Jay Leno: Respect the Car Guy, and Other Tales of Obsessive Auto Fans
July 1, 2008 4:05 PM
By Jay Leno
Photographs by John Lamm
Published in the July 2008 issue of Popular Mechanics.
One day I was driving my 1955 Buick Roadmaster and spotted two older, gray-haired guys (meaning they were probably my age) in a 1956 Buick, a lot like my car. They were wearing hats and satin jackets with Buick logos on them. As soon as they spotted me, the driver started waving, honking his horn and shouting, "Hey, nice car! We're Buick guys, too. Follow us!"
So I followed them to a house in the San Fernando Valley that had a couple of '50s-era Buicks in the front yard. We went in through the back door to the kitchen, and there was a double sink. One of the sinks was filled with carburetor cleaner, and car parts were soaking in it.
Then, I noticed none of the cabinets had doors, and they were filled with carburetor parts from old Buicks, all carefully labeled with tags saying what they were. As we moved throughout the house, Buick fenders, wheels, tires and other stuff were all stacked up.

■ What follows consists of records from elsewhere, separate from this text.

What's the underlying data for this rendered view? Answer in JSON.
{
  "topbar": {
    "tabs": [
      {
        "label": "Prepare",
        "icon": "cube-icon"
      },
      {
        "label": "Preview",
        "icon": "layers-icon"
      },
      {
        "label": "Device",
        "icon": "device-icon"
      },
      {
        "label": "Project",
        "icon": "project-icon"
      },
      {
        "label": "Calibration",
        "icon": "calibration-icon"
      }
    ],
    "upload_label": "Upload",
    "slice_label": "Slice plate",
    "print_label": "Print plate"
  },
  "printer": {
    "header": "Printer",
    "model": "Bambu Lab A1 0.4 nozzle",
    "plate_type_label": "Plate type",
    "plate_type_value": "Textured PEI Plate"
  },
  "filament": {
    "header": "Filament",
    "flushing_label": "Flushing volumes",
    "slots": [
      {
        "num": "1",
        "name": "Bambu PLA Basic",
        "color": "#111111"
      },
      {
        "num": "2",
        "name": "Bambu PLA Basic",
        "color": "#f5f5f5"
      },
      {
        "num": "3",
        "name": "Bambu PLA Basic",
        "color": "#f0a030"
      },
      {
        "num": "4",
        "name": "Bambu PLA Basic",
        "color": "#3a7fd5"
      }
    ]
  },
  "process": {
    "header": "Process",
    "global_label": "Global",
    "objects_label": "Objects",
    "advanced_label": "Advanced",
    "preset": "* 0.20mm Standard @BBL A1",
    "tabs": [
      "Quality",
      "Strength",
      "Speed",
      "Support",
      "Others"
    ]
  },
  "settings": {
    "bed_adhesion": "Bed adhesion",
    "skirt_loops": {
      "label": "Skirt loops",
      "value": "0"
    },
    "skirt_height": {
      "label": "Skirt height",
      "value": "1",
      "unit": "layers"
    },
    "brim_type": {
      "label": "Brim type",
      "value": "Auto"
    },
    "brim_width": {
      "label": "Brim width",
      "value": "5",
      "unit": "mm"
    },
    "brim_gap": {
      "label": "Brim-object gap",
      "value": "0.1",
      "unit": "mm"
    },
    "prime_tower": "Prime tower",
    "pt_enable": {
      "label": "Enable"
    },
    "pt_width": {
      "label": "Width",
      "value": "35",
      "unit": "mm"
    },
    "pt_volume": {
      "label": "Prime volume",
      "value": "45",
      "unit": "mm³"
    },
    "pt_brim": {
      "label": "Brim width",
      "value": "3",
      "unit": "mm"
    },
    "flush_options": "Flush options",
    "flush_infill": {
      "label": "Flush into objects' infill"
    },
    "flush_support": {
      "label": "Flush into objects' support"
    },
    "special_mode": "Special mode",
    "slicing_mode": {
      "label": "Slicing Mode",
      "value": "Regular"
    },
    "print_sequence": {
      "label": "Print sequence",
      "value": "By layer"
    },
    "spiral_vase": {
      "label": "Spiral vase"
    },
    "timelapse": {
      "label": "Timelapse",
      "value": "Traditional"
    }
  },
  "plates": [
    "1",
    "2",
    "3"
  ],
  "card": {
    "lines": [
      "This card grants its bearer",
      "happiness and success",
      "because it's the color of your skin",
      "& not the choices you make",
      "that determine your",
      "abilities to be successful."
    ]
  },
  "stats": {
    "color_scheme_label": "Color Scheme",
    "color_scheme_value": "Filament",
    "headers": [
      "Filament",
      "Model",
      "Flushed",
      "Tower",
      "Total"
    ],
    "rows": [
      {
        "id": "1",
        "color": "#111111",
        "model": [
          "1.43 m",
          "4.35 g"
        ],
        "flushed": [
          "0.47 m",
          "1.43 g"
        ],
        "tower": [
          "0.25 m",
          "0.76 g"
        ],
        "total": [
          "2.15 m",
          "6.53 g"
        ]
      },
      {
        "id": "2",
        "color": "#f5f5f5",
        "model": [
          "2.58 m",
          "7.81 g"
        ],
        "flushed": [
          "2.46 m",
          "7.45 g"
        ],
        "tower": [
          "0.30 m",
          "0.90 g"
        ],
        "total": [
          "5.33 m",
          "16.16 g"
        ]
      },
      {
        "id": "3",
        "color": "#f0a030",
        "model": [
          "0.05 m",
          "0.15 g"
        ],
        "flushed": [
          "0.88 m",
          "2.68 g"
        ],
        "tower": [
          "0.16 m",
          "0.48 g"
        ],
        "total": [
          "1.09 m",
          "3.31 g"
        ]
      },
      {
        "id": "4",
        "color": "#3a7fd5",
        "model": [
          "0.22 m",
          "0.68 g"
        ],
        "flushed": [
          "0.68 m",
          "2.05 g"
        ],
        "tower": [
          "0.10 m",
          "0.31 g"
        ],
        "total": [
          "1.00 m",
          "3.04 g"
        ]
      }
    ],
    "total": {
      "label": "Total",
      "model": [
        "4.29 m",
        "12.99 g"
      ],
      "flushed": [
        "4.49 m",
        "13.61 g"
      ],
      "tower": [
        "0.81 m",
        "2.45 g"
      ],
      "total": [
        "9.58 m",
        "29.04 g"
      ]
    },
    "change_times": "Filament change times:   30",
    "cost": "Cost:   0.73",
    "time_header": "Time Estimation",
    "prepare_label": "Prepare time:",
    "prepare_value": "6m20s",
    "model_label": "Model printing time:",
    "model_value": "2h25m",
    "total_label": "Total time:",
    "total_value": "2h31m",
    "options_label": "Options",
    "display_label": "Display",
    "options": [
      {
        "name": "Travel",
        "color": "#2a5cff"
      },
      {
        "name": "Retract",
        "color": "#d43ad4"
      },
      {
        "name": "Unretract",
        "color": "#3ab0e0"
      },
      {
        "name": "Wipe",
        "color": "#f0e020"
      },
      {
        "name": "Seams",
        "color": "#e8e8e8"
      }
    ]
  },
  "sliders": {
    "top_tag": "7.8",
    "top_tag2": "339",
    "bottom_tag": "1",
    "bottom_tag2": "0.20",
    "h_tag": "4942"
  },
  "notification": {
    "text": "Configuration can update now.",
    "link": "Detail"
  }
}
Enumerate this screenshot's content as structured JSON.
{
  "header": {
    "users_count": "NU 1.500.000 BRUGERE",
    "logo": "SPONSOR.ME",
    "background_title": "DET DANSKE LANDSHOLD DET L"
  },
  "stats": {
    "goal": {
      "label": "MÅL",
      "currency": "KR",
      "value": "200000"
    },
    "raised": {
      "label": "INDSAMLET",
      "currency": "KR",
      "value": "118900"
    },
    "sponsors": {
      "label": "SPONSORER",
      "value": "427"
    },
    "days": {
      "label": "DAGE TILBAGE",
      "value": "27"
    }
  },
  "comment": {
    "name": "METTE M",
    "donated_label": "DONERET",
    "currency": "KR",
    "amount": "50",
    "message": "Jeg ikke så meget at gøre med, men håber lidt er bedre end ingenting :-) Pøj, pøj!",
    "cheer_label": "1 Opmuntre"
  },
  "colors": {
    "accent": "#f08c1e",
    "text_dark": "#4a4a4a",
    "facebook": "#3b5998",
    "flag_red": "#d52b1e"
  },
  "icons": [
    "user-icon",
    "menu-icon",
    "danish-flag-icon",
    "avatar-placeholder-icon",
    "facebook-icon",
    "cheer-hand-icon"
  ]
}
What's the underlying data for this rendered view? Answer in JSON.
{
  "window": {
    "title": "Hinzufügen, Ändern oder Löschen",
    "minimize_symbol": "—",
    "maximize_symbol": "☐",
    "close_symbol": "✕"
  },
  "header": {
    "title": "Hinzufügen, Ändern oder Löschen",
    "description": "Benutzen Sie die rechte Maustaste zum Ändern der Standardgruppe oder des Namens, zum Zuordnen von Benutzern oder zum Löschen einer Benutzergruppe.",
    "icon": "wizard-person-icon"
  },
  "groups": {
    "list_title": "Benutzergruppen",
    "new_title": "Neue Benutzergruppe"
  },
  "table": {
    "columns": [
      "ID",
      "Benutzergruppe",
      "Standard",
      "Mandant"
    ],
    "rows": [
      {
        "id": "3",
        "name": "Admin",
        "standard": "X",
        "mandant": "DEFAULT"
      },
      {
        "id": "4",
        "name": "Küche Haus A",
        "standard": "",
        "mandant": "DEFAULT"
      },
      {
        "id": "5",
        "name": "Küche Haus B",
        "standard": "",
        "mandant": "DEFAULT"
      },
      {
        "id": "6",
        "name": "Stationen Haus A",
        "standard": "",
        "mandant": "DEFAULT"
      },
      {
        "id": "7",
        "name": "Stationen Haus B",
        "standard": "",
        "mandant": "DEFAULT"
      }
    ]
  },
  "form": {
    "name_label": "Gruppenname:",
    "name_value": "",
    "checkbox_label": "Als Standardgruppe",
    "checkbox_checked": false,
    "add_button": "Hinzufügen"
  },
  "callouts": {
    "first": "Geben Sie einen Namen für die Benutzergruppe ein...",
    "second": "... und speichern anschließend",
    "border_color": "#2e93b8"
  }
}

So I said to the guy who seemed to be the homeowner, "Single man, are you?" He responded, "Yeah, how'd you know? The wife left eight years ago. Now I can do what I want and collect my Buick stuff."
My dad always said, "If you're gonna learn something, become an expert in that field." I always assumed most car enthusiasts were like me. I like anything that rolls, explodes and makes noise. Motorcycles, cars, steam engines, tractors; I love 'em all.
But that's not always true. Sometimes you can be an expert by focusing all of your attention on one thing, like the Buick guys.
They are the modern-day equivalents of these medieval monks I read about as a kid who spent their time squirreling away all of these treasures that seemed hardly worth anything at the time. I've met tons of these people.
They are like the characters from Ray Bradbury's book Fahrenheit 451, where society has gone crazy and is burning books, so these people memorize one book apiece so all the great literature is preserved.
I've got a friend who loves Hemis. He knows everything about them, even the paint codes. He can decipher any factory data plate or VIN number. He can just look at an engine and tell you, "This was made on a Thursday by Bob Johnson, who busted his right thumb with a ball-peen hammer during the build." He knows everything about them.
One time when he was in my garage, I said, "Let me show you my Duesenbergs." And he said, "I've heard of them. German, right?" I said, "No, they're American." As we walked through my garage, I realized that he knew nothing about anything but Hemis. He isn't a car enthusiast at all; he's a Hemi enthusiast, and that's it!
I have a 1958 B24 Lancia Aurelia convertible. I needed some parts for it. So I found this guy in Pennsylvania. There can't be more than 15 or 20 of these cars in the whole country. Maybe there's a few more. But are there enough to support a business? This man simply collected these parts for a long time, waiting for somebody like me who needs them to show up. I'm so grateful to the guys who do this.
You expect people to collect Duesenberg and Ferrari parts, because there's a lot of money in them. But the guys who fascinate me are the ones who collect parts for Cushman Scooters, Nash Metropolitans and Ford Model Ts. No matter what you're into, there's someone out there who's into it so much more than you are it's not even close.
So if you own a particular vehicle, you seek out these gurus. They'll grill you to see if you know the minutiae, the ins and outs, and you'd better know your stuff or they're not going to talk to you again. They're not always profit-motivated. And they're not going to sell you any parts if they don't think you're serious about doing the thing properly. They're like those medieval monks, but they're living among us today.
I get mail at the Tonight Show from guys who say, "I'm in my 80s; I don't have any children. And I've had this particular thing since I was a kid." Like this man from Iowa who saw on my Web site that I have a Model T Ford. So he sent me a Model T parts book he's had since he was 14 years old. He never had enough money to buy a Model T; he still doesn't. At age 88, he realized he'll never get one. So he mailed me his manual, because he wanted it to go to a good home.
There's all kinds of hoarders like that. But here's the clincher: When I talk to young people and tell them these stories, I realize—uh oh, I'm one of these guys. The only difference is that I still have doors on my kitchen cabinets.